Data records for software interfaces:
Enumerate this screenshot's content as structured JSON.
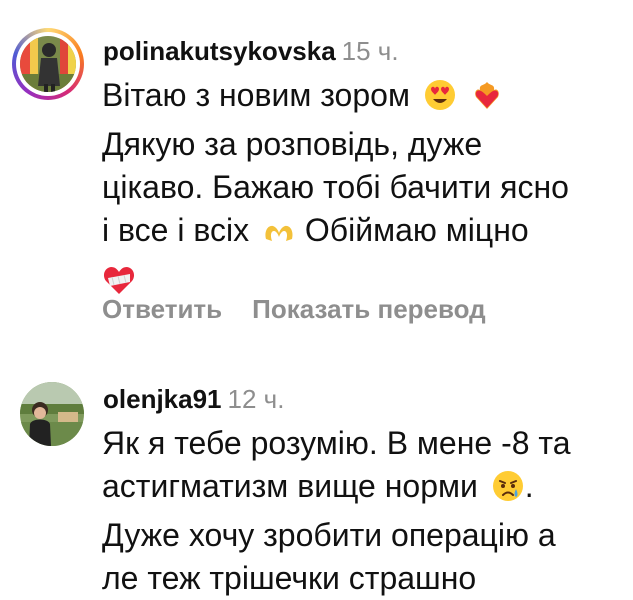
{
  "comments": [
    {
      "username": "polinakutsykovska",
      "time": "15 ч.",
      "lines": [
        {
          "text": "Вітаю з новим зором",
          "emojis": [
            "heart-eyes",
            "fire-heart"
          ]
        },
        {
          "text": "Дякую за розповідь, дуже",
          "emojis": []
        },
        {
          "text": "цікаво. Бажаю тобі бачити ясно",
          "emojis": []
        },
        {
          "text": "і все і всіх",
          "emojis": [
            "heart-hands"
          ],
          "after": "Обіймаю міцно"
        },
        {
          "text": "",
          "emojis": [
            "mending-heart"
          ]
        }
      ],
      "actions": {
        "reply": "Ответить",
        "translate": "Показать перевод"
      }
    },
    {
      "username": "olenjka91",
      "time": "12 ч.",
      "lines": [
        {
          "text": "Як я тебе розумію. В мене -8 та"
        },
        {
          "text": "астигматизм вище норми",
          "emoji": "crying-face",
          "after": "."
        },
        {
          "text": "Дуже хочу зробити операцію а"
        },
        {
          "text": "ле теж трішечки страшно"
        }
      ]
    }
  ],
  "colors": {
    "text": "#111111",
    "secondary": "#8e8e8e",
    "background": "#ffffff"
  }
}
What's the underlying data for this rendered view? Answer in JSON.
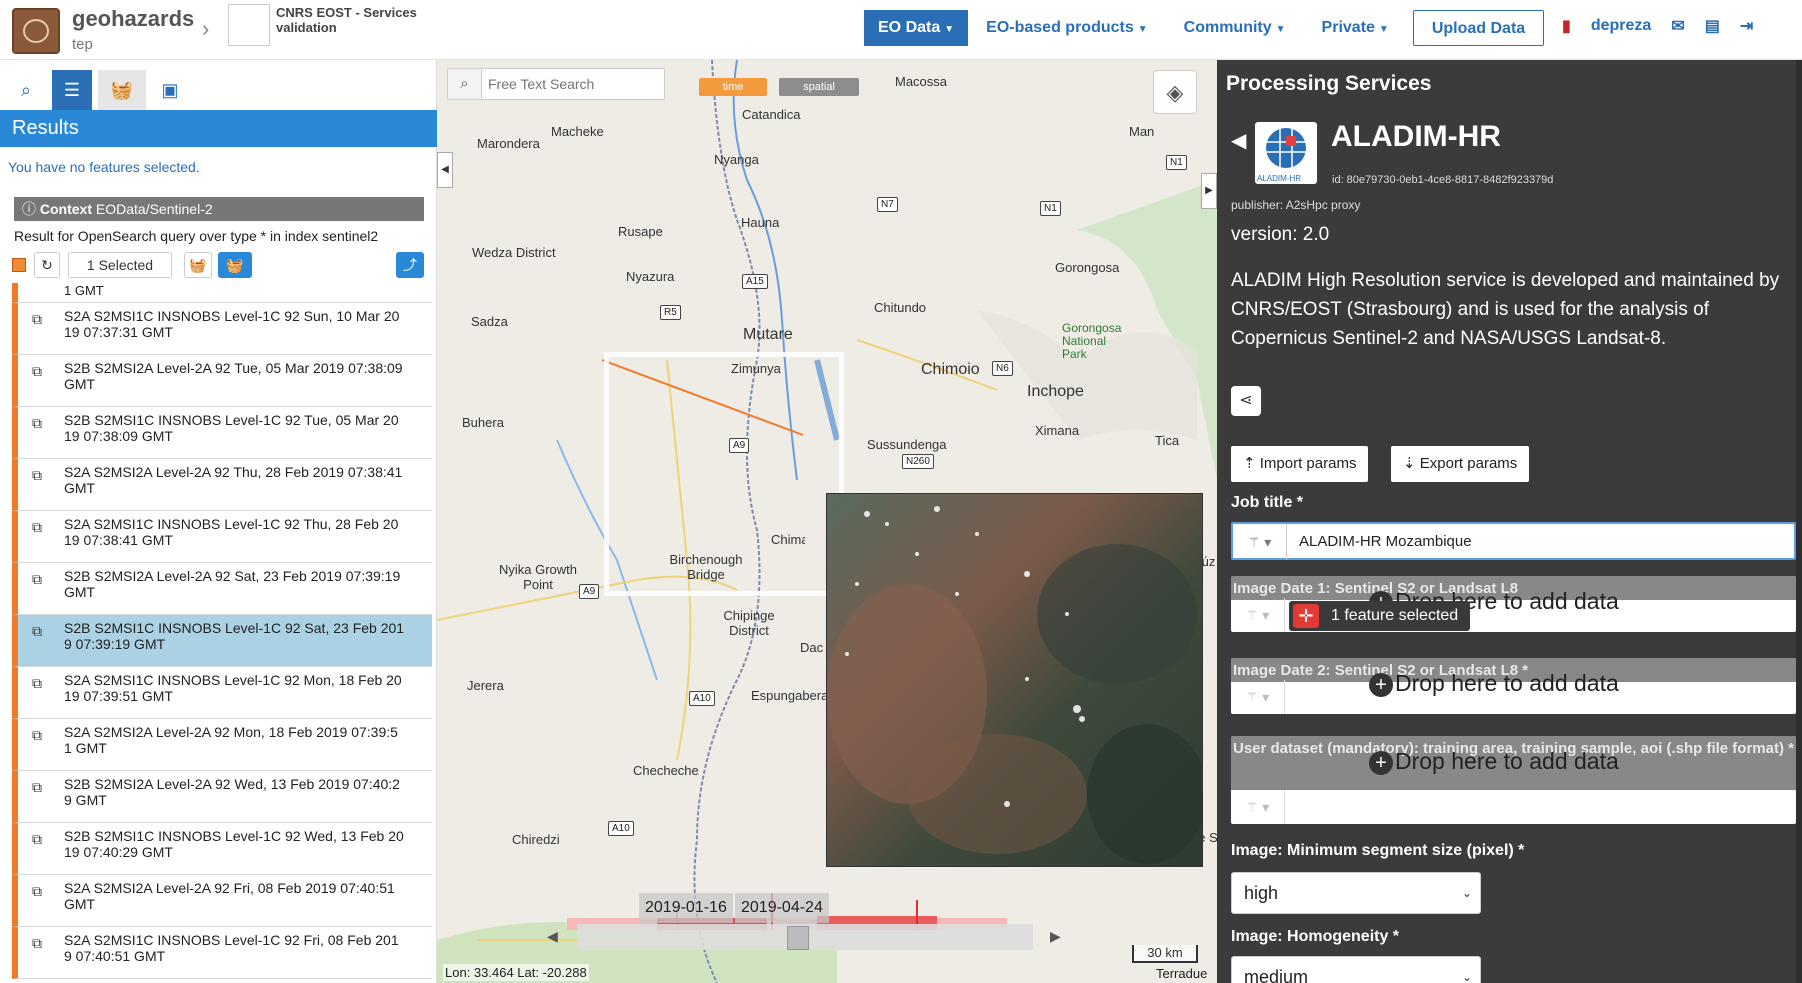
{
  "header": {
    "brand": "geohazards",
    "brand_sub": "tep",
    "project": "CNRS EOST - Services validation",
    "nav": [
      {
        "label": "EO Data",
        "active": true
      },
      {
        "label": "EO-based products",
        "active": false
      },
      {
        "label": "Community",
        "active": false
      },
      {
        "label": "Private",
        "active": false
      }
    ],
    "upload_label": "Upload Data",
    "user": "depreza"
  },
  "left_panel": {
    "results_title": "Results",
    "no_selection": "You have no features selected.",
    "context_label": "Context",
    "context_value": "EOData/Sentinel-2",
    "query_text": "Result for OpenSearch query over type * in index sentinel2",
    "selected_label": "1 Selected",
    "partial_top": "1 GMT",
    "results": [
      {
        "text": "S2A S2MSI1C INSNOBS Level-1C 92 Sun, 10 Mar 2019 07:37:31 GMT",
        "line1": "S2A S2MSI1C INSNOBS Level-1C 92 Sun, 10 Mar 20",
        "line2": "19 07:37:31 GMT",
        "selected": false
      },
      {
        "line1": "S2B S2MSI2A Level-2A 92 Tue, 05 Mar 2019 07:38:09",
        "line2": "GMT",
        "selected": false
      },
      {
        "line1": "S2B S2MSI1C INSNOBS Level-1C 92 Tue, 05 Mar 20",
        "line2": "19 07:38:09 GMT",
        "selected": false
      },
      {
        "line1": "S2A S2MSI2A Level-2A 92 Thu, 28 Feb 2019 07:38:41",
        "line2": "GMT",
        "selected": false
      },
      {
        "line1": "S2A S2MSI1C INSNOBS Level-1C 92 Thu, 28 Feb 20",
        "line2": "19 07:38:41 GMT",
        "selected": false
      },
      {
        "line1": "S2B S2MSI2A Level-2A 92 Sat, 23 Feb 2019 07:39:19",
        "line2": "GMT",
        "selected": false
      },
      {
        "line1": "S2B S2MSI1C INSNOBS Level-1C 92 Sat, 23 Feb 201",
        "line2": "9 07:39:19 GMT",
        "selected": true
      },
      {
        "line1": "S2A S2MSI1C INSNOBS Level-1C 92 Mon, 18 Feb 20",
        "line2": "19 07:39:51 GMT",
        "selected": false
      },
      {
        "line1": "S2A S2MSI2A Level-2A 92 Mon, 18 Feb 2019 07:39:5",
        "line2": "1 GMT",
        "selected": false
      },
      {
        "line1": "S2B S2MSI2A Level-2A 92 Wed, 13 Feb 2019 07:40:2",
        "line2": "9 GMT",
        "selected": false
      },
      {
        "line1": "S2B S2MSI1C INSNOBS Level-1C 92 Wed, 13 Feb 20",
        "line2": "19 07:40:29 GMT",
        "selected": false
      },
      {
        "line1": "S2A S2MSI2A Level-2A 92 Fri, 08 Feb 2019 07:40:51",
        "line2": "GMT",
        "selected": false
      },
      {
        "line1": "S2A S2MSI1C INSNOBS Level-1C 92 Fri, 08 Feb 201",
        "line2": "9 07:40:51 GMT",
        "selected": false
      }
    ]
  },
  "map": {
    "search_placeholder": "Free Text Search",
    "time_pill": "time",
    "spatial_pill": "spatial",
    "places": [
      "Macossa",
      "Catandica",
      "Marondera",
      "Macheke",
      "Nyanga",
      "Hauna",
      "Rusape",
      "Wedza District",
      "Nyazura",
      "Sadza",
      "Mutare",
      "Chitundo",
      "Gorongosa",
      "Gorongosa National Park",
      "Zimunya",
      "Chimoio",
      "Inchope",
      "Buhera",
      "Sussundenga",
      "Ximana",
      "Tica",
      "Chimanimani",
      "Birchenough Bridge",
      "Nyika Growth Point",
      "Chipinge District",
      "Jerera",
      "Espungabera",
      "Checheche",
      "Chiredzi",
      "Man",
      "Dac",
      "de Sa",
      "Búz"
    ],
    "roads": [
      "N1",
      "N7",
      "N1",
      "A15",
      "R5",
      "N6",
      "A9",
      "N260",
      "A9",
      "A10",
      "A10"
    ],
    "timeline_start": "2019-01-16",
    "timeline_end": "2019-04-24",
    "coords": "Lon: 33.464 Lat: -20.288",
    "scale": "30 km",
    "attribution": "Terradue"
  },
  "right_panel": {
    "title": "Processing Services",
    "service_name": "ALADIM-HR",
    "logo_text": "ALADIM-HR",
    "service_id": "id: 80e79730-0eb1-4ce8-8817-8482f923379d",
    "publisher": "publisher: A2sHpc proxy",
    "version": "version: 2.0",
    "description": "ALADIM High Resolution service is developed and maintained by CNRS/EOST (Strasbourg) and is used for the analysis of Copernicus Sentinel-2 and NASA/USGS Landsat-8.",
    "import_label": "Import params",
    "export_label": "Export params",
    "job_title_label": "Job title *",
    "job_title_value": "ALADIM-HR Mozambique",
    "image1_label": "Image Date 1: Sentinel S2 or Landsat L8",
    "image2_label": "Image Date 2: Sentinel S2 or Landsat L8 *",
    "user_dataset_label": "User dataset (mandatory): training area, training sample, aoi (.shp file format) *",
    "drop_text": "Drop here to add data",
    "feature_badge": "1 feature selected",
    "min_segment_label": "Image: Minimum segment size (pixel) *",
    "min_segment_value": "high",
    "homogeneity_label": "Image: Homogeneity *",
    "homogeneity_value": "medium"
  },
  "colors": {
    "accent": "#2a6fb6",
    "results_bar": "#2a88d8",
    "item_border": "#f07a28",
    "selected_row": "#abd1e4",
    "panel_bg": "#3b3b3b"
  }
}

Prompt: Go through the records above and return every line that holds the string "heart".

Answer for the task:
            "heart-eyes",
            "fire-heart"
            "heart-hands"
            "mending-heart"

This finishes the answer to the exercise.